### [Requirement]
Copy the entries below exactly. Images do not belong in the copy.

App and web page records
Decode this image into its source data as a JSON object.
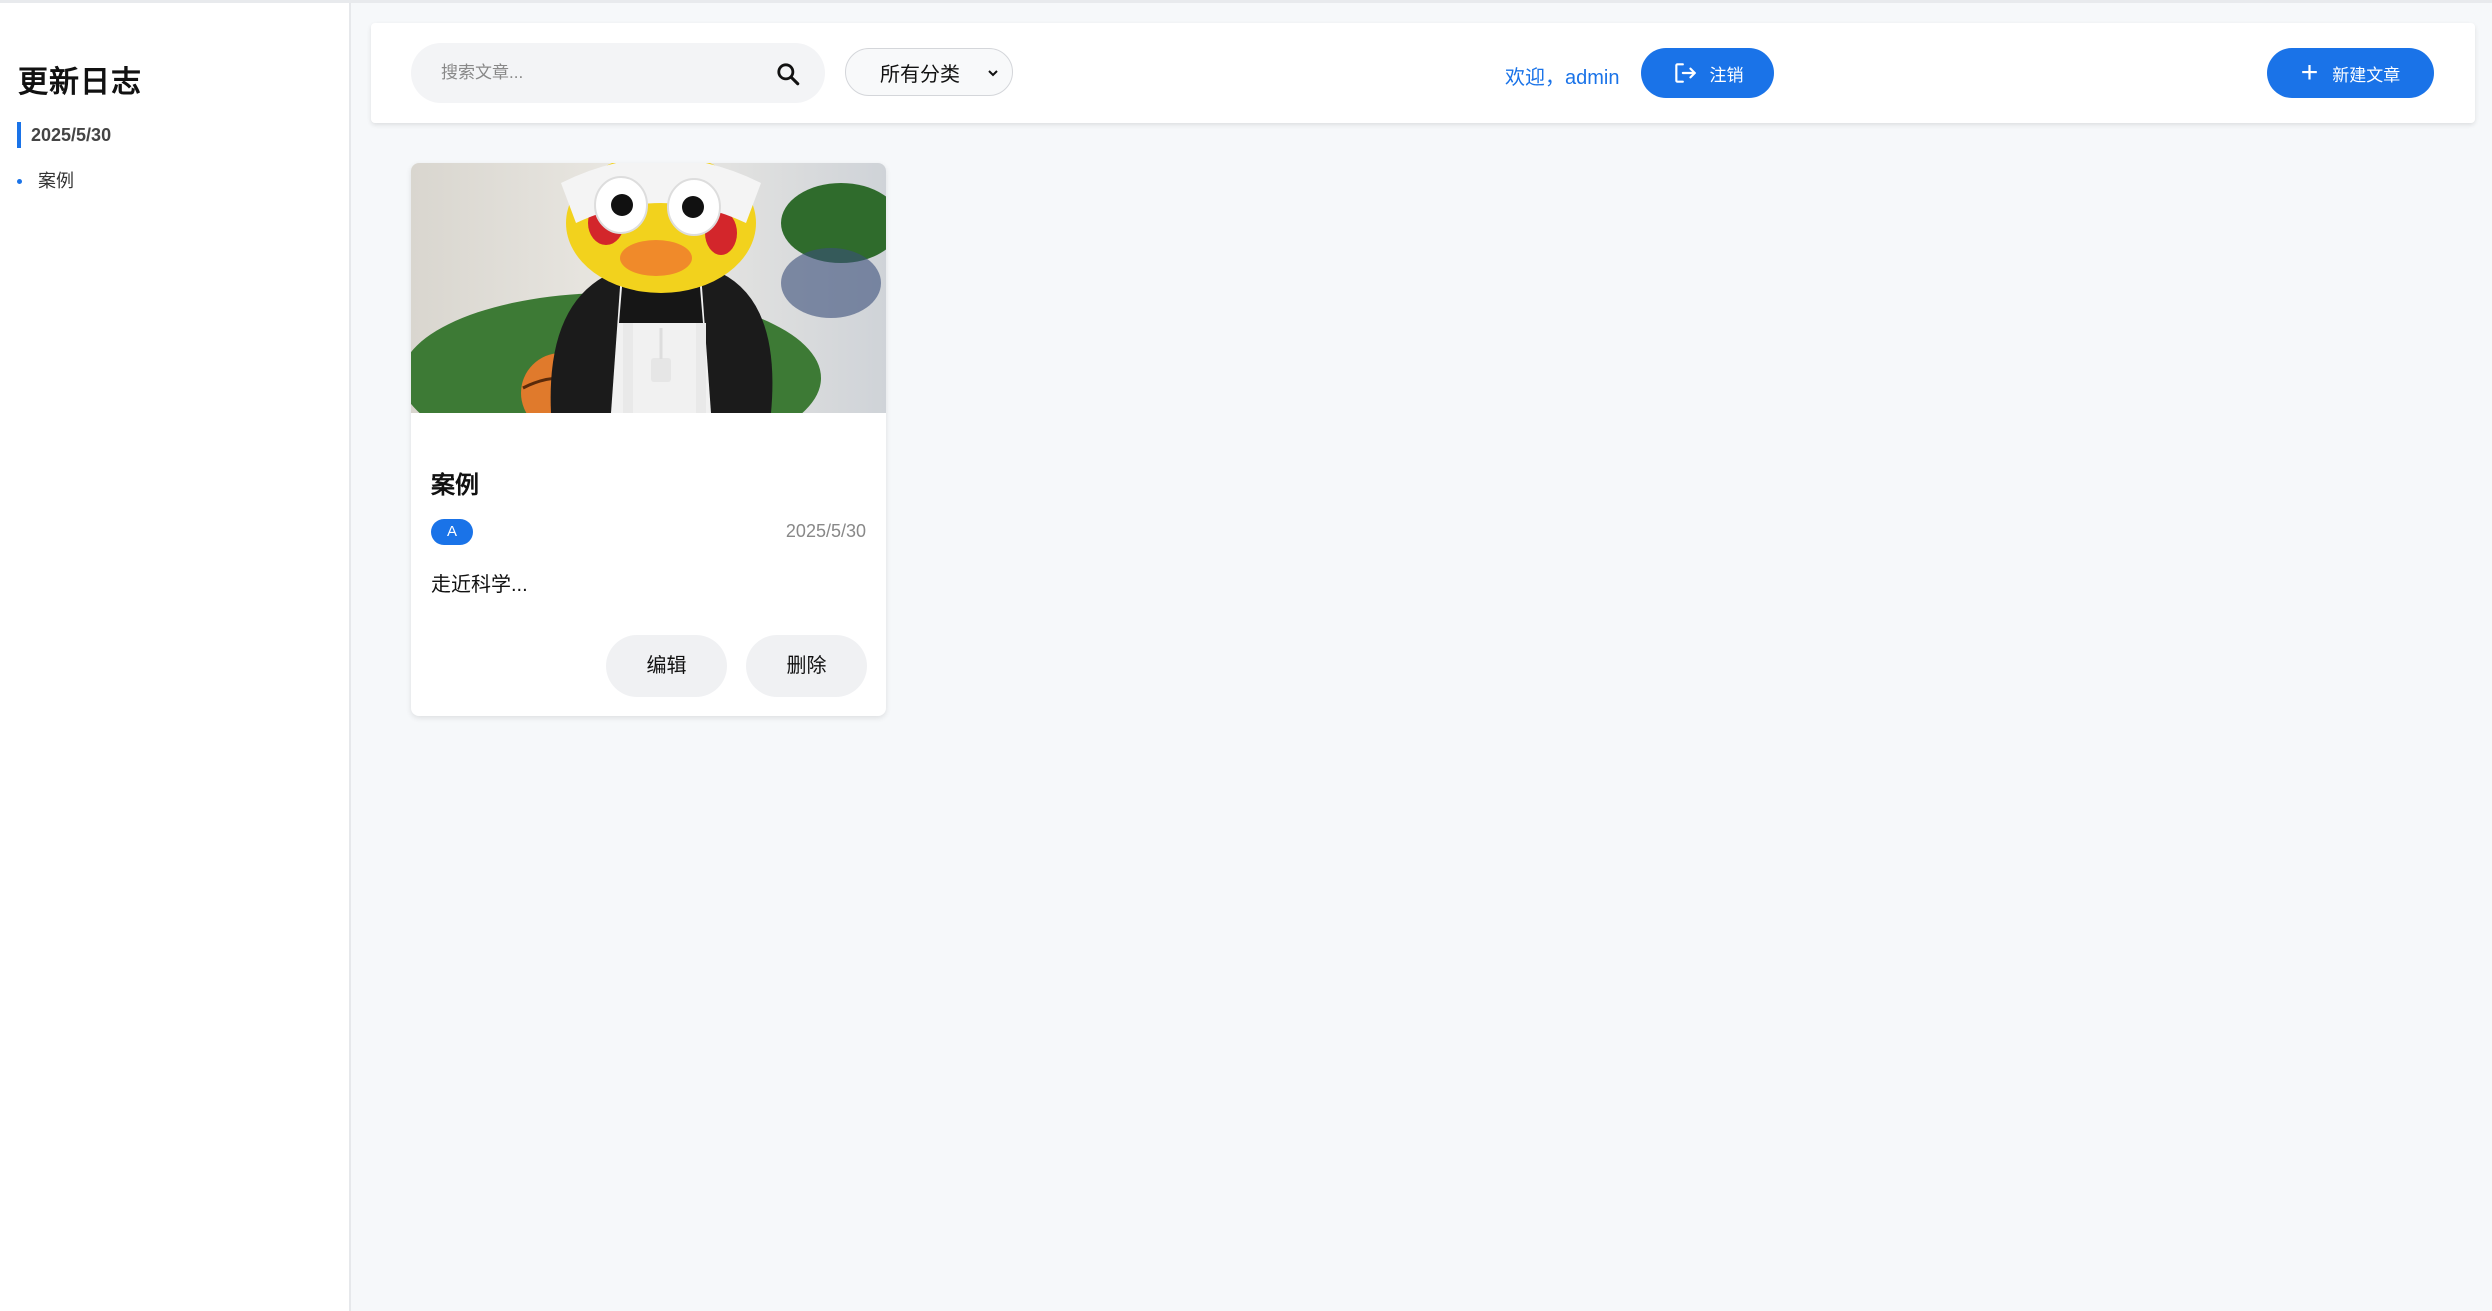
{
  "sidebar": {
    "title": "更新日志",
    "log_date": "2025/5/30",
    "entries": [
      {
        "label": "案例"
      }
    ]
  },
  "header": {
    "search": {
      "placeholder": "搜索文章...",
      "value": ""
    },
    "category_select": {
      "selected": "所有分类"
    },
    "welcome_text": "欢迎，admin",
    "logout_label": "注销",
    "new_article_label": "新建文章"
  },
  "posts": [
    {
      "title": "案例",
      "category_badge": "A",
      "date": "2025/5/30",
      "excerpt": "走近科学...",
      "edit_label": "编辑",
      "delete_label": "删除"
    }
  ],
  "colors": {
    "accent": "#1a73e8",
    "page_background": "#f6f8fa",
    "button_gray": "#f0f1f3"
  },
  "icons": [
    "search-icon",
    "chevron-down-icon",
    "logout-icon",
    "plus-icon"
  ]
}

### [Solution]
Decode this image into its source data as a JSON object.
{
  "sidebar": {
    "title": "更新日志",
    "log_date": "2025/5/30",
    "entries": [
      {
        "label": "案例"
      }
    ]
  },
  "header": {
    "search": {
      "placeholder": "搜索文章...",
      "value": ""
    },
    "category_select": {
      "selected": "所有分类"
    },
    "welcome_text": "欢迎，admin",
    "logout_label": "注销",
    "new_article_label": "新建文章"
  },
  "posts": [
    {
      "title": "案例",
      "category_badge": "A",
      "date": "2025/5/30",
      "excerpt": "走近科学...",
      "edit_label": "编辑",
      "delete_label": "删除"
    }
  ],
  "colors": {
    "accent": "#1a73e8",
    "page_background": "#f6f8fa",
    "button_gray": "#f0f1f3"
  },
  "icons": [
    "search-icon",
    "chevron-down-icon",
    "logout-icon",
    "plus-icon"
  ]
}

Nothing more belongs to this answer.